Palomar by Jennifer Anthony
But who would watch out for her?
Legs grousing with every step, she walked down the stairs and into the back yard. She closed her eyes, inhaled the fresh air, and had just begun to flap her arms when she heard careful footsteps.
Paloma peeped one eye open to find Heather standing behind her. Sighing, she squeezed her eye shut again and pretended not to notice. Her feet were singing now, and it would not be long before they gave out altogether. There was nothing to lean her weight on out in the middle of the yard.
“So what will you tell your grandmother?” Paloma asked her.
“I won’t say anything,” the girl said. “On one condition. That you let me fly over here at night,” the girl said.
“Carajo!” Paloma cried. “Absolutamente no.”
The girl snickered. “My grandma swears in Spanish, too! You’re kinda alike, except your accent is better.”
“Saturdays,” Paloma muttered.
“Weekends,” Heather countered.
“Okay,” Paloma said. “But only for a few hours, each night. And then you go home and sleep in your own bed.”
“Yes, yes, yes!” The girl frisked around the dark yard, jumping and leaping.
Paloma resumed the flapping. She shed the weight, the gravity, and the pain. Lifted into the air. Zoomed and zipped over the roof, above the trees, and down and across the grass. Landed.
Another bird stood on the lawn, white feathers tight and shaking, blue eyes glowing in the dark. Paloma waddled toward it, launched herself into the air, and circled back a few times. After three loops, the bird mustered enough courage to follow, and they soared, together, in the night sky.
It was Sunday.
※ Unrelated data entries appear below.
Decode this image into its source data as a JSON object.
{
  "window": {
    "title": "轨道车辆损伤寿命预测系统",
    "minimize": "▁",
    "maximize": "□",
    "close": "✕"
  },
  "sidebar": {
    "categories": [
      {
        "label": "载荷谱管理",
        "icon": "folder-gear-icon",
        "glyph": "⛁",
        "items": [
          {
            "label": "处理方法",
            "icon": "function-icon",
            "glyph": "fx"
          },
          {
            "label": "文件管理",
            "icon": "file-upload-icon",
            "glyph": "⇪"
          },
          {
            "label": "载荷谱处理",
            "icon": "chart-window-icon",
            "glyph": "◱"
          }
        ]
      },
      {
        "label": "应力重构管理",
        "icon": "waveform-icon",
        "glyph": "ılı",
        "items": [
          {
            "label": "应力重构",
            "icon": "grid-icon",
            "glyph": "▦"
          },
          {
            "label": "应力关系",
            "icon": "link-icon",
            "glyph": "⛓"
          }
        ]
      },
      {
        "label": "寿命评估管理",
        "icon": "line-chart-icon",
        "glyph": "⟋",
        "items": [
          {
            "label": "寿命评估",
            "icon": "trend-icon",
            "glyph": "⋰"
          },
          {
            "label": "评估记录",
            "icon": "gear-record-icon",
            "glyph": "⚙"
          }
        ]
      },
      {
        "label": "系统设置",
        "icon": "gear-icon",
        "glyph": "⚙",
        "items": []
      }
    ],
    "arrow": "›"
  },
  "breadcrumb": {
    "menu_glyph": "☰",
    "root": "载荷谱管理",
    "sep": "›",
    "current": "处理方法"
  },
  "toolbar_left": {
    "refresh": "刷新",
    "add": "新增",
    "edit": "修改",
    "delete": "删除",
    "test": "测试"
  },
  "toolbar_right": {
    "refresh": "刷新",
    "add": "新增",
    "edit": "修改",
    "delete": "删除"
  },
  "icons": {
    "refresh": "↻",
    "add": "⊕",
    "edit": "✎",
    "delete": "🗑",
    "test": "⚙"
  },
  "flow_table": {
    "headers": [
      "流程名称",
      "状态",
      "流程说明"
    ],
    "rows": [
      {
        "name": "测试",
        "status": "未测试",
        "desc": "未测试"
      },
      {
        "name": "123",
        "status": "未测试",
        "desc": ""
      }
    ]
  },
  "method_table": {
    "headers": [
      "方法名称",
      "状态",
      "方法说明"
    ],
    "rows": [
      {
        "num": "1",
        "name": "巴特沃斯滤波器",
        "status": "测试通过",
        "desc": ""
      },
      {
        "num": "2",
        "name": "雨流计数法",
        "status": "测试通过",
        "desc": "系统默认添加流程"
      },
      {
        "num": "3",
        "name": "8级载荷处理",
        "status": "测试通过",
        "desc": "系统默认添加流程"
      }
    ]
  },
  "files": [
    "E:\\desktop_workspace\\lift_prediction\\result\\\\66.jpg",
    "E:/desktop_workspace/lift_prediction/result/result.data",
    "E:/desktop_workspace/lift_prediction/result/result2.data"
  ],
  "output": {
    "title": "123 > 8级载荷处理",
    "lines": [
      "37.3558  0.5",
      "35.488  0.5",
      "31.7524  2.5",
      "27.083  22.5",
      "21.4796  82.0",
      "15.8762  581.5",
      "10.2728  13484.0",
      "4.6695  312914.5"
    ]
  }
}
The child might return Friday night.
I can make it, Paloma thought. Just five days.
Per Contra Summer 2007